WASHINGTON, Sept. 4 /PRNewswire/ -- In a statement released today, the
American Astronomical Society, the largest professional scientific association
for astronomers and astrophysicists, has endorsed the Hubble Space Telescope -
James Webb Space Telescope Transition Panel Report.
The President of the American Astronomical Society, Dr. Catherine A.
Pilachowski of Indiana University said, "Astronomy will clearly benefit if
NASA and the community work together for a productive transition between
Hubble and the JWST. The Committee's prioritization of options for this
transition gives a clear sense of the community's scientific goals."
Dr. Sidney Wolff, the chair of the Society's committee on Astronomy and
Astrophysics and former director of the National Optical Astronomy Observatory
agreed, saying "HST has had an immense impact on both astrophysical research
and public understanding of astronomy. This report provides clearly
prioritized options that will serve as an effective guide for the detailed
planning required to optimize the total scientific return as we make the
transition from the era of HST to observations with the even more powerful

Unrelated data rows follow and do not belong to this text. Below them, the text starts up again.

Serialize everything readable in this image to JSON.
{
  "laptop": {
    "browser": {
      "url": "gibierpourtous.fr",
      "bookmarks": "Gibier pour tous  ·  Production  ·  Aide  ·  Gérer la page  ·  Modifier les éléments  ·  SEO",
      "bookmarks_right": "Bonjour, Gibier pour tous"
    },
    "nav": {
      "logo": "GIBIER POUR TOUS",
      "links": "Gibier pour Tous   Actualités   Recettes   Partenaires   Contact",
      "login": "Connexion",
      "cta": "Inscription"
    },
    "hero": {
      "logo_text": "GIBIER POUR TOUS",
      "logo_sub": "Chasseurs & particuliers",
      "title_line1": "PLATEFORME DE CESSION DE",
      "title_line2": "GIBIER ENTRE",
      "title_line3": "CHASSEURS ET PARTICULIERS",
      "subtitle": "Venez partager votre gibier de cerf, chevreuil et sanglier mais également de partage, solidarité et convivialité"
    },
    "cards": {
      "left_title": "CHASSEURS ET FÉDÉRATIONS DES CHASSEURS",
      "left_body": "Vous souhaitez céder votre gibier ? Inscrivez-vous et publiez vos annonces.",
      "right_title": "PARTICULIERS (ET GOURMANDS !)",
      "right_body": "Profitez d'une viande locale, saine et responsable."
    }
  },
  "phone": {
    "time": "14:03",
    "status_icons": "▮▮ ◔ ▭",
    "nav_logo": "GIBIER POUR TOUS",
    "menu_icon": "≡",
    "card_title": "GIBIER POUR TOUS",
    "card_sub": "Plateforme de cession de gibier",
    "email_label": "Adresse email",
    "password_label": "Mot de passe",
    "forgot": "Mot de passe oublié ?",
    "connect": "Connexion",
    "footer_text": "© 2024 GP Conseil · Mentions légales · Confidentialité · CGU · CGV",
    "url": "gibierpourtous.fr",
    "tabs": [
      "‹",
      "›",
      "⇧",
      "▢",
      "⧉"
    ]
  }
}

The Panel report, released August 14, 2003, is available in PDF format
from the NASA web pages at http://www.nasa.gov/pdf/49151main_hst-jwst.pdf .
The decadal surveys mentioned in the AAS statement below are available
from the National Research Council.
The AAS statement, adopted today, is given below in its entirety.
American Astronomical Society Endorsement of the Hubble Space Telescope -
James Webb Space Telescope Transition Panel Report
The American Astronomical Society strongly endorses the HST-JWST
Transition Panel report and its list of prioritized options for the future of
the HST. The AAS believes that this report summarizes clearly the strategies
that would optimize the total science return from these space telescopes while
taking into account the inevitable uncertainty about future Hubble servicing
Given that extensive planning and substantial lead time will be required
to implement any of the options for future operation of HST, we urge NASA to
give prompt and thoughtful consideration to the report. Information about the
differential costs of the scientific activities (beyond normal operations
costs) associated with each of the three options would help to inform the
The Transition Panel's preferred option was two additional Shuttle
servicing missions. The AAS supports the recommendation that the extended HST
science program resulting from SM5 occur only if the HST science is successful
in a peer-reviewed competition. We believe:
1) that such competition should be with like-sized proposals for new
missions -- as the report stated -- that fall within the same science
categories and that this process should be informed by and consonant with the
priorities of the three recent decadal surveys for astrophysics, solar
physics, and planetary science; and
2) that the scientific community should be consulted during the
formulation of any Announcement of Opportunity (AO) for any extended mission;
3) that the AO for any extended mission should allow a broad range of
options, possibly including new instruments or new modes of observation, such
as focused surveys, that could require a limited suite of capabilities and
could be carried out at lower operational cost; and
4) that if extended HST mission proposals compete for funds from existing
NASA mission lines then each proposal should compete as a normal proposal
adhering to the selection principles within that line.
The Society notes in closing that the most important link in the chain of
continued scientific excellence from HST is the now delayed Servicing Mission
5) the Society strongly urges that whatever support is needed for this
servicing mission be found, consistent with the need for safety and the
recommendations of the Columbia Accident Investigation Board.
SOURCE American Astronomical Society